Nurses were once hailed as heroes but now feel like villains. Since the start of the pandemic, they have experienced an uptick of abuse, both in the hospitals they work for and on the social media accounts they manage. On top of that, they have reported high burnout and deteriorating mental health. Nurses continue to strive for the highest quality of care for their patients, but they are starting to ask themselves what it’s going to cost.
Since 2020, nurses have been fending off abuse from patients, online anti-vaxxers, and Covid deniers. According to CMAJ News, 68 percent of nurses who cared for a COVID-19 patient experienced heightened physical violence. Another 20 percent said they had experienced nine or more patient altercations that year. In the Cox Medical Center Branson in Missouri, they are planning to install panic buttons in all 400 of their staff’s identification badges. The hospital’s security reports an increase from 94 incidents of violence in 2019 to 162 in 2020.
Lianne is a former bedside nurse who now works for the public health telephone line. She recalls her time at the hospital as unsafe and unsupportive.
“We would have to care for physically abusive patients who would spit at us, call us incompetent, kick us. Which was so unsafe,” said Lianne.
She also says she received verbal abuse from her patient’s families. They would call her lazy and useless for not keeping them updated on their relative’s condition. In her present role, physical altercations are unheard of, but now she faces a new kind of nuisance: Covid deniers.
Since the start of the pandemic, misinformation has spread just as fast as Covid. Former US President Donald Trump’s statement of bleach consumption eradicating COVID-19 was just the beginning. Various conspiracy groups’ insist the mRNA vaccine changes a person’s DNA. Public health officials are now challenged with combating misinformation and the pandemic. According to Stats Canada, 90 percent of Canadians used an online source to learn about the virus. About 96 percent recalled seeing missing or misleading information, while a quarter reported being exposed to it multiple times a day.
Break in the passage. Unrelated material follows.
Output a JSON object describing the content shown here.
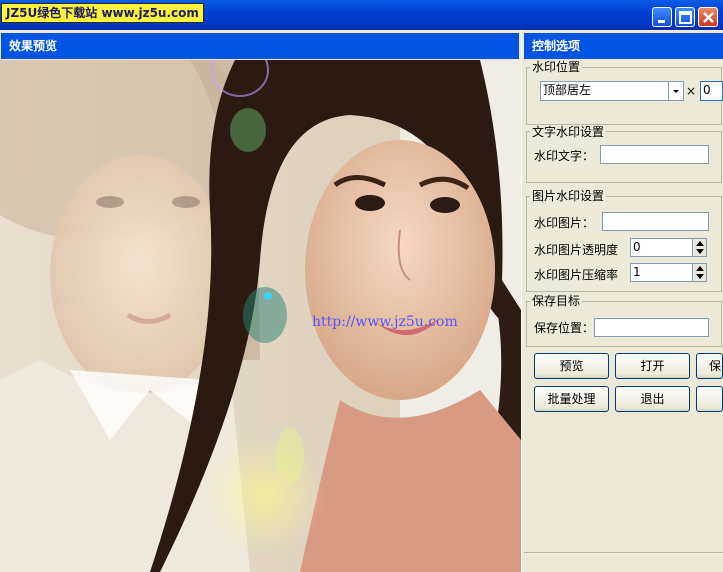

Amie Archibald-Varley is a speaker, advocate, and co-host of The Gritty Nurse Podcast. She also works as a Quality and Safety Specialist for emergency services. She says the numerous online threats nurses receive have weighed heavily on their mental health. She adds how the harassment has contributed to nurses experiencing public assault.
“We were their heroes,” says Amie. But things are different now. “Nurses at the same time were even yelled and spit at in public.”
Heather MacDougall is a retired Associate Professor from the University of Waterloo. She specializes in Canadian history, the history of medicine, and public health and its policies.
Supporting Amie’s point, she adds how some Canadians have unfortunately adopted an “American-style rhetoric” since the 2010s. She says, due to the loss of public trust in government officials, they believe their ideologies are enough to justify their threats against health care professionals and the organizations they work for.
Fortunately, last month, Bill C-3 was passed. This legislation recognizes the harm and unsafe conditions nurses have worked in, even before the pandemic. The Bill also criminalizes whoever seeks to hurt nurses. The Ontario Nurses Association released a pre-budget submission last week. It seeks to present nine specific solutions to address their overwhelming shortages.
With the passing of Bill C-3, nurses in Ontario have reason to feel optimistic as negotiations move forward on their new contract. With nurses stretched as thinly as they are, the news is a welcome breath of fresh air. Relief is slow, but it might finally be on the way.